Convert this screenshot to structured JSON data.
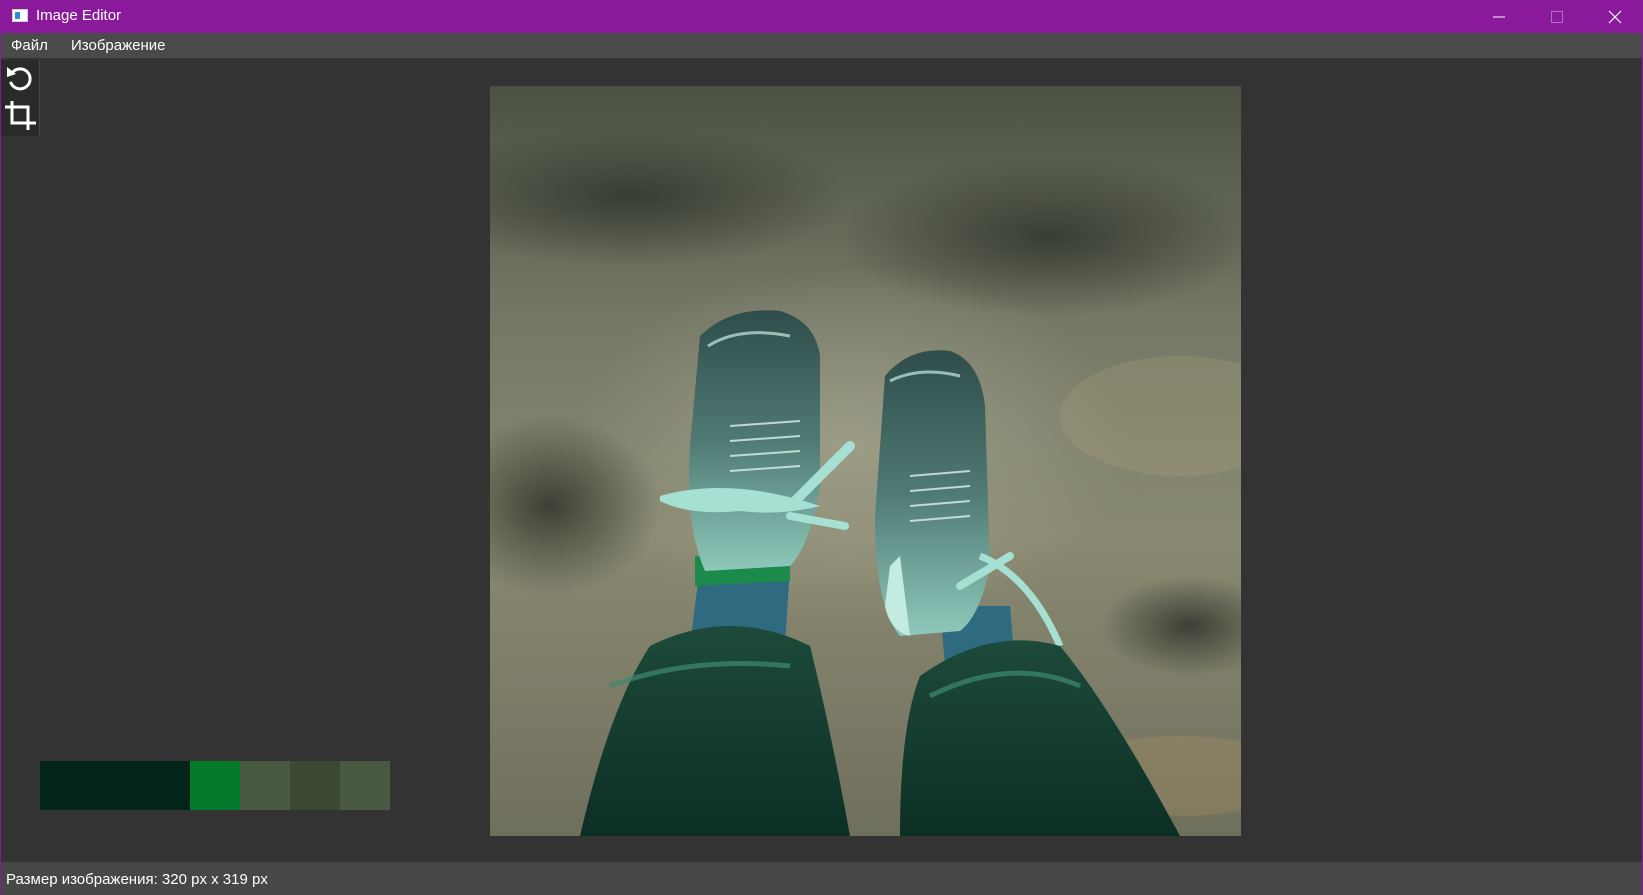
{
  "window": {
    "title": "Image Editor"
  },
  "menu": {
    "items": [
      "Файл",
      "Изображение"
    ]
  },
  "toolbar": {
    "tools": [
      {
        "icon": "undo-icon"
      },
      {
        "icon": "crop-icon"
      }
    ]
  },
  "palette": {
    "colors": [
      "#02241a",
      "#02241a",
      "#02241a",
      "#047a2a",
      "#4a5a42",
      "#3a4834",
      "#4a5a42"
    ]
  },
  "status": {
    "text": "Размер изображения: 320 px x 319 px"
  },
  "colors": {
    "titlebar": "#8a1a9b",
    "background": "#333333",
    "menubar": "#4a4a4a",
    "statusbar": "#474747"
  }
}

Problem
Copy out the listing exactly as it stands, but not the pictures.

Task output
Convert this screenshot to structured JSON data.
{
  "window": {
    "title": "Image Editor"
  },
  "menu": {
    "items": [
      "Файл",
      "Изображение"
    ]
  },
  "toolbar": {
    "tools": [
      {
        "icon": "undo-icon"
      },
      {
        "icon": "crop-icon"
      }
    ]
  },
  "palette": {
    "colors": [
      "#02241a",
      "#02241a",
      "#02241a",
      "#047a2a",
      "#4a5a42",
      "#3a4834",
      "#4a5a42"
    ]
  },
  "status": {
    "text": "Размер изображения: 320 px x 319 px"
  },
  "colors": {
    "titlebar": "#8a1a9b",
    "background": "#333333",
    "menubar": "#4a4a4a",
    "statusbar": "#474747"
  }
}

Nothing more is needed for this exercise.